Items from an interface collection:
- Opening Delimiter -

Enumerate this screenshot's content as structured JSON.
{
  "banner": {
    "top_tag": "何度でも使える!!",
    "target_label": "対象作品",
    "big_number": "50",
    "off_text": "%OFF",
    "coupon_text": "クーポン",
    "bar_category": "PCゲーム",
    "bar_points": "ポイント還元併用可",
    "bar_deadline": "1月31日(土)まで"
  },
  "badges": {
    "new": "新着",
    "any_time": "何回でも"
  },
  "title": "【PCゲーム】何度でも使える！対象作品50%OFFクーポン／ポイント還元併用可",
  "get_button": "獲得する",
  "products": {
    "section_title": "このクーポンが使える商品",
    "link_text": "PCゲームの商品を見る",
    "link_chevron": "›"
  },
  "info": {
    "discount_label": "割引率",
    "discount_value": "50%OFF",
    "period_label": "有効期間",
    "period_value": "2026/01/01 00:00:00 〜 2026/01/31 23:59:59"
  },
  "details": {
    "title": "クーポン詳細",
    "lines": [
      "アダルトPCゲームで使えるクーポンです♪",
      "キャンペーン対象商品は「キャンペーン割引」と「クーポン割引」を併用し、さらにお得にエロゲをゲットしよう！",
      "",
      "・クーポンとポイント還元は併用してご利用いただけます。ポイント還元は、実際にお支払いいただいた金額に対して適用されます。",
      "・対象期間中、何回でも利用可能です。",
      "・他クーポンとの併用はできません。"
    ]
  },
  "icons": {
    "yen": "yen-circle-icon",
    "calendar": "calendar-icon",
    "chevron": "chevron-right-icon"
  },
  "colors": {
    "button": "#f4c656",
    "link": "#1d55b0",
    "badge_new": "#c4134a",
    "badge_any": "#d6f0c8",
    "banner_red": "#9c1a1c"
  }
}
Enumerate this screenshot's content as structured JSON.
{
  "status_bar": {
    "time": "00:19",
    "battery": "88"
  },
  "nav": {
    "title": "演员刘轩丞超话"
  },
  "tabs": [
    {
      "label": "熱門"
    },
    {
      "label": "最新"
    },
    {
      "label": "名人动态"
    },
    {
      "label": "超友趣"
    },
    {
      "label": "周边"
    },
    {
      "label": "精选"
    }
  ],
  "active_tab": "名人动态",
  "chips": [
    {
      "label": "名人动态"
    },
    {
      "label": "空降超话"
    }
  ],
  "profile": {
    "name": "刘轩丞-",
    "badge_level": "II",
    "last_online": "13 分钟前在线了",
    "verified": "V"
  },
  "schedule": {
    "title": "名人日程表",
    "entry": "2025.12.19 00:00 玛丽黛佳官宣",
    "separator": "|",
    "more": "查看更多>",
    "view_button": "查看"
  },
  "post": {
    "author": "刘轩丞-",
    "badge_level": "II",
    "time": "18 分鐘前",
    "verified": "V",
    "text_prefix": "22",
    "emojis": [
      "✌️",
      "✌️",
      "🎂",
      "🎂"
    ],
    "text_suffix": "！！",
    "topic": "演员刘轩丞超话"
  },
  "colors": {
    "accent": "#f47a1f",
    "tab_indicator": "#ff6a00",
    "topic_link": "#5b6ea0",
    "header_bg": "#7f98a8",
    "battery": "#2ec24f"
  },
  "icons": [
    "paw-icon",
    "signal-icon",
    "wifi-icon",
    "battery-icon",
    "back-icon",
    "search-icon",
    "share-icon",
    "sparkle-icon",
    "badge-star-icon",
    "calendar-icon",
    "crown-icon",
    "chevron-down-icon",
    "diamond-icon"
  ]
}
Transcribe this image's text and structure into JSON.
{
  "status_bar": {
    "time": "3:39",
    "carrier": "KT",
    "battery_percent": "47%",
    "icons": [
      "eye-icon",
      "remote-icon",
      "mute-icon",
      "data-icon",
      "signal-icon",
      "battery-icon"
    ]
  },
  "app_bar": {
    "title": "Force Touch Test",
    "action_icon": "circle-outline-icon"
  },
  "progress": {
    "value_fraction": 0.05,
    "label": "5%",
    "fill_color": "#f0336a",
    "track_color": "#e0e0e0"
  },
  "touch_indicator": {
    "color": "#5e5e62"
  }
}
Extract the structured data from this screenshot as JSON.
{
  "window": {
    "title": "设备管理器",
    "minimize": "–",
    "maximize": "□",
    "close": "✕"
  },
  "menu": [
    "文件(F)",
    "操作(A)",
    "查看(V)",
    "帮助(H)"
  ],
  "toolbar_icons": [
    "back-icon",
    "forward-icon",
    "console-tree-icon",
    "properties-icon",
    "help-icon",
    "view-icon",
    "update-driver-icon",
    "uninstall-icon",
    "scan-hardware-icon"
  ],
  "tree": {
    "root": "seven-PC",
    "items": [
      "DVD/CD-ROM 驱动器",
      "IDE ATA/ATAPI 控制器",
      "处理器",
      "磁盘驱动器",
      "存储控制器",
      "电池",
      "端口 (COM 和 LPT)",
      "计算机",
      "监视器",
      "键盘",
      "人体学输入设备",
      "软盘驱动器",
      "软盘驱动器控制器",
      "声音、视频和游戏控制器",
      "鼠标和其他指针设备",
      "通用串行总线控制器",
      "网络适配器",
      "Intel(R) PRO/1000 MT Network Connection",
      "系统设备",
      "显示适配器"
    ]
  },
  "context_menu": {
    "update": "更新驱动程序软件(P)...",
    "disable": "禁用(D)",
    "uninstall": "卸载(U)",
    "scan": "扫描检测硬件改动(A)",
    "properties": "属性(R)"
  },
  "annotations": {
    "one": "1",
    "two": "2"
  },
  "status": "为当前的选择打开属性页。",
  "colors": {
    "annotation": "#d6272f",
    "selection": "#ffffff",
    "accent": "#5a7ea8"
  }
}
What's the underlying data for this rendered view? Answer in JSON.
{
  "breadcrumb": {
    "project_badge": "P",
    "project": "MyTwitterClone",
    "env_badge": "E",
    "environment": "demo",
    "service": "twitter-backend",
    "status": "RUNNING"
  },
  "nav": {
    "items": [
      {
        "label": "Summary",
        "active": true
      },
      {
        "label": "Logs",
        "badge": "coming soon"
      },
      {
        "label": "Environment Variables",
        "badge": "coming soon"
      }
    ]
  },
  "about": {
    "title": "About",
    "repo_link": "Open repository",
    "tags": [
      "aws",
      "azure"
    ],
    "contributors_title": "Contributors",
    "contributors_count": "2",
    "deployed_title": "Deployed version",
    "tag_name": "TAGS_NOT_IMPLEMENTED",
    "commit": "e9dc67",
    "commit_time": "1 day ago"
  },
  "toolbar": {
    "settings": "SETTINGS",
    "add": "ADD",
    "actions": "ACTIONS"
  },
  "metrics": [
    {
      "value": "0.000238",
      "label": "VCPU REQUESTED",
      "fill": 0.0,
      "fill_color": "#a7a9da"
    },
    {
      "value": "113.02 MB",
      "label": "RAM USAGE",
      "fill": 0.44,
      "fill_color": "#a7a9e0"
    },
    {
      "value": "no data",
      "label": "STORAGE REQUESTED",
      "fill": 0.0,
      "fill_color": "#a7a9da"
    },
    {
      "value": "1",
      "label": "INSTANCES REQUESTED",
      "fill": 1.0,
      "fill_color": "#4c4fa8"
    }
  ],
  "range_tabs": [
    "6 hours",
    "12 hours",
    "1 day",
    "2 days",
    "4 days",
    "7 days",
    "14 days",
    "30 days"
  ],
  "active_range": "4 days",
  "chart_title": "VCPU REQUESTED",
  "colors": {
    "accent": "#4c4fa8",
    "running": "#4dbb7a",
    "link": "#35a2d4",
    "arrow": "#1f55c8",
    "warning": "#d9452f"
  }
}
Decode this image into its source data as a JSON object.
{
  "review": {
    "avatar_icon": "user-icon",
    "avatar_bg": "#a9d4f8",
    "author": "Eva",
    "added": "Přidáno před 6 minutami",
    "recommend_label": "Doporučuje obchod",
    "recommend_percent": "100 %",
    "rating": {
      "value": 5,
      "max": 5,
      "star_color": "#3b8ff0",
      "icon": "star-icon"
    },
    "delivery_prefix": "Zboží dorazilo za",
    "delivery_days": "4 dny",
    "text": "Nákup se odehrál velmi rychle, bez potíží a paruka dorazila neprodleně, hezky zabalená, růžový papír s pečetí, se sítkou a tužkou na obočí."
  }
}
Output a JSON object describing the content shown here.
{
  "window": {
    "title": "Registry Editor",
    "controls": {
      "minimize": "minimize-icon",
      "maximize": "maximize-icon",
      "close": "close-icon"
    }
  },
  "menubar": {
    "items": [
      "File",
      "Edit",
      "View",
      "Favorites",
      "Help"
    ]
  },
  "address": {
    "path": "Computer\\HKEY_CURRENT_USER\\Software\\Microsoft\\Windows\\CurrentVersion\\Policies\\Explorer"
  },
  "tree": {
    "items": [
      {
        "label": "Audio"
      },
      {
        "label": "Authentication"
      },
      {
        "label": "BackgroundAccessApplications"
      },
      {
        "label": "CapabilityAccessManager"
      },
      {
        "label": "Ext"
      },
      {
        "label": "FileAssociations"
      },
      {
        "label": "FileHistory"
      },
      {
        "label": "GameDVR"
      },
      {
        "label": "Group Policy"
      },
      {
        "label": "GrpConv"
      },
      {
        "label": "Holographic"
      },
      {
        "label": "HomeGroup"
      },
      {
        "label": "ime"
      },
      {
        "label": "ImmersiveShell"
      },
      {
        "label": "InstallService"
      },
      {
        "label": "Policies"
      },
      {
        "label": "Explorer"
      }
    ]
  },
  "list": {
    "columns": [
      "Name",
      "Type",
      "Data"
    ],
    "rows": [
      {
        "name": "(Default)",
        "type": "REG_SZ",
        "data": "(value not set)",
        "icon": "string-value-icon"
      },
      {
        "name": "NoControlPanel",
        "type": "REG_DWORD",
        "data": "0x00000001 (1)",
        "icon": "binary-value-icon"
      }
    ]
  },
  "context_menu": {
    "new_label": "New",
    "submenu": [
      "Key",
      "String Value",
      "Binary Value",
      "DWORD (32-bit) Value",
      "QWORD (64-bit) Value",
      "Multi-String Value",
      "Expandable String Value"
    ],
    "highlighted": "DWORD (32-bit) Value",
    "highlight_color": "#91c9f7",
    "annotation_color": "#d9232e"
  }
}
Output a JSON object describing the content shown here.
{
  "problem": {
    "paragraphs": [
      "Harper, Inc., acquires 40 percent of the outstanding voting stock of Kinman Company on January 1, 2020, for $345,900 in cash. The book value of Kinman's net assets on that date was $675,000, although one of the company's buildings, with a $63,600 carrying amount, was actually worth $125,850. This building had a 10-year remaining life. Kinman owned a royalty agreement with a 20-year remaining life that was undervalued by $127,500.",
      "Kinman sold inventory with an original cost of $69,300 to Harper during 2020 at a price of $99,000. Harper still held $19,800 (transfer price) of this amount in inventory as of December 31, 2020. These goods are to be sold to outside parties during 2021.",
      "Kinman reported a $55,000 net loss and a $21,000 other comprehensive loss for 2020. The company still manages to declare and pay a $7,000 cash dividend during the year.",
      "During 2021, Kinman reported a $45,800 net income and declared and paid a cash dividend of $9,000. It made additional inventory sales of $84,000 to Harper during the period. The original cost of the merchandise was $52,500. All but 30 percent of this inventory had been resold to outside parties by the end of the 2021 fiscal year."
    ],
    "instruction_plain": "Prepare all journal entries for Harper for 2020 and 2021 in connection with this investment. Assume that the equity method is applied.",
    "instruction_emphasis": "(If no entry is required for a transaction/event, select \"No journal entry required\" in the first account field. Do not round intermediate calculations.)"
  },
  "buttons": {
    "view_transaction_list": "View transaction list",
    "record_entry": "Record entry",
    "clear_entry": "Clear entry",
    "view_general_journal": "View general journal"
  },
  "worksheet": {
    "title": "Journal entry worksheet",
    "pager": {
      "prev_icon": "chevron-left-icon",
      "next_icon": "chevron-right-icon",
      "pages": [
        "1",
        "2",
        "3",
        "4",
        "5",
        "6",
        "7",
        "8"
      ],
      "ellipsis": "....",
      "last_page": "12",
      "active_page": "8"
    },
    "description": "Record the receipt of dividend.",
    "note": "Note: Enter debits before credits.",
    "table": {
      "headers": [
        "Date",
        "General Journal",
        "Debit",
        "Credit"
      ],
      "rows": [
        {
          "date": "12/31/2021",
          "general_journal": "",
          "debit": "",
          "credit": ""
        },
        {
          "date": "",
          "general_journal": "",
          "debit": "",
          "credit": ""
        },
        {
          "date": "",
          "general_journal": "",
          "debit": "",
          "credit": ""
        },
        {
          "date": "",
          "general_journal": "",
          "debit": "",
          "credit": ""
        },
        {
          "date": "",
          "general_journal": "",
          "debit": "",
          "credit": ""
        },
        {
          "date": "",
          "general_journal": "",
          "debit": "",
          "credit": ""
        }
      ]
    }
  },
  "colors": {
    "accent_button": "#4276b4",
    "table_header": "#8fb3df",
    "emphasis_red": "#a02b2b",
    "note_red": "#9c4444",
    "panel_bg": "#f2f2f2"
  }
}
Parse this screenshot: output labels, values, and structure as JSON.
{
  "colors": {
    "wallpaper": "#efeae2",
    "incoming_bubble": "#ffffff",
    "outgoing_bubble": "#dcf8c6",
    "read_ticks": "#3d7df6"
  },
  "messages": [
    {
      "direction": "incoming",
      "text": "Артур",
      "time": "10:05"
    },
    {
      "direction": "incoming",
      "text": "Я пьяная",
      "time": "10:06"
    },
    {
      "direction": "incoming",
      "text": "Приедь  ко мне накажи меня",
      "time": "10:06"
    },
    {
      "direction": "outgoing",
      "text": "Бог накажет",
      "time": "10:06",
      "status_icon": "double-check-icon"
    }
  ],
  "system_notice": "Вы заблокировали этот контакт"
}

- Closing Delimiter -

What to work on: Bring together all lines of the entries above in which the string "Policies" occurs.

Answer box:
    "path": "Computer\\HKEY_CURRENT_USER\\Software\\Microsoft\\Windows\\CurrentVersion\\Policies\\Explorer"
        "label": "Policies"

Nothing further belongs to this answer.